More than 75 years after its discovery, superconductivity has finally crossed the charts from physics jargon to commercial viability.

The United States Department of Energy (DOE) implemented the Superconductivity Partnership Initiative (SPI) in 1988 to accelerate development of superconductor technology through support of collaborative projects between U.S. national laboratories and industry. The Partnership teams have produced motors, current controllers, transformers, generators and power cables, all of which have set world performance records.

In SPI's current round of awards, Pirelli Cable Corp., Lexington, S.C., made the final cut with its proposal to demonstrate a three-phase system, about 390 ft in length, for continuous operation, including terminations and cryogenics. Pirelli's team includes American Superconductor Corporation, Westborough, Mass.; Detroit Edison, Detroit, Mich.; the Electric Power Research Institute, Palo Alto, Calif.; and Lotepro, Valhalla, N.Y. The Partnership contract with the DOE is scheduled to be signed on Oct. 21, 1998 at the Detroit Edison plant. When completed, the cable system will be installed in an existing network of Detroit Edison. Pirelli's previous SPI project resulted in a world-leading, flexible, high-temperature superconductor (HTS)* cable, 162-1/2 ft. in length, that was tested at 3,300A DC.

A proposal by Southwire Co., Carrollton, Ga., was also approved, and the DOE contract was signed on June 29. The company intends to develop, install and test a 100-ft, three-phase, HTS cable protype that could someday power a small city. Southwire's partners include Intermagnetics General Corp., Latham, N.Y.; Midwest Superconductivity, Inc., Lawrence, Kan.; Southern Company Services, Birmingham, Ala.; Georgia Transmission Systems, Tucker, Ga., Southern California Edison, Rosemead, Calif.; Oak Ridge National Laboratory, a division of Lockheed Martin Corporation, Bethesda, Md.; and Argonne National Laboratory, Argonne, Ill.

HTS cable wire research at American Superconductor and Pirelli has focused on two commercial cable applications: retrofit cable that can be drawn into existing conduits as worn-out cables are removed and coaxial cable intended primarily for new underground installations. The increased ampacity and reduced power losses of HTS cables are expected to provide a low cost method of expanding power capacity by two to five times in utilities' existing rights-of-way. (A right-of-way is the land that utilities use for their long-distance runs of gas pipes, power lines, telephone lines, etc. across property others own).

Former Energy Secretary Federico Pesa says the annual world market for superconducting technology is estimated to be at least $30 billion by the year 2020. When they add their estimates for the potential related services, industry experts believe the entire market for superconductor products and services will reach or exceed $122 billion in that time frame.

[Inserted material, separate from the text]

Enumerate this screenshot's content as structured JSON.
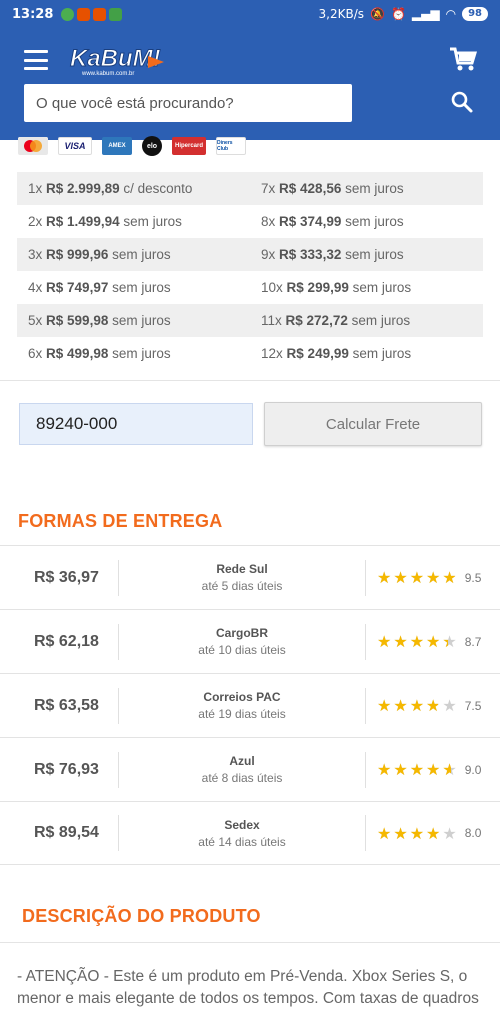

*Superconductivity, the ability of certain materials to conduct electrical current with no resistance and extremely low power losses, isn't a new phenomenon. Low-temperature superconductivity (LTS) was discovered in 1911. The problem has always been the logistics and cost of cooling the conductive material down to the point that it becomes a "super" conductor. Until recently, that point was about 23 Kelvin (K), or 418 degrees below zero on the Fahrenheit scale. Typically, liquid helium was used to accomplish this chilling feat, and it was costly stuff--about $10 for a 2-liter bottle.

The commercial viability of superconductors became a possibility in1986 when IBM researchers discovered a material that would superconduct at 34 K. (-398.2 degrees F.), 11 degrees C. warmer than any material previously tested. By March 1987, eight new materials had been developed that would superconduct above 77 degrees K., the temperature of liquid nitrogen. "High temperature" superconductors were born. This was breakthrough technology because liquid nitrogen is cheap--about 25 cents for a two-liter bottle--and easier to handle than liquid helium. Commercial applications were now economically feasible, and government and privately funded research blossomed.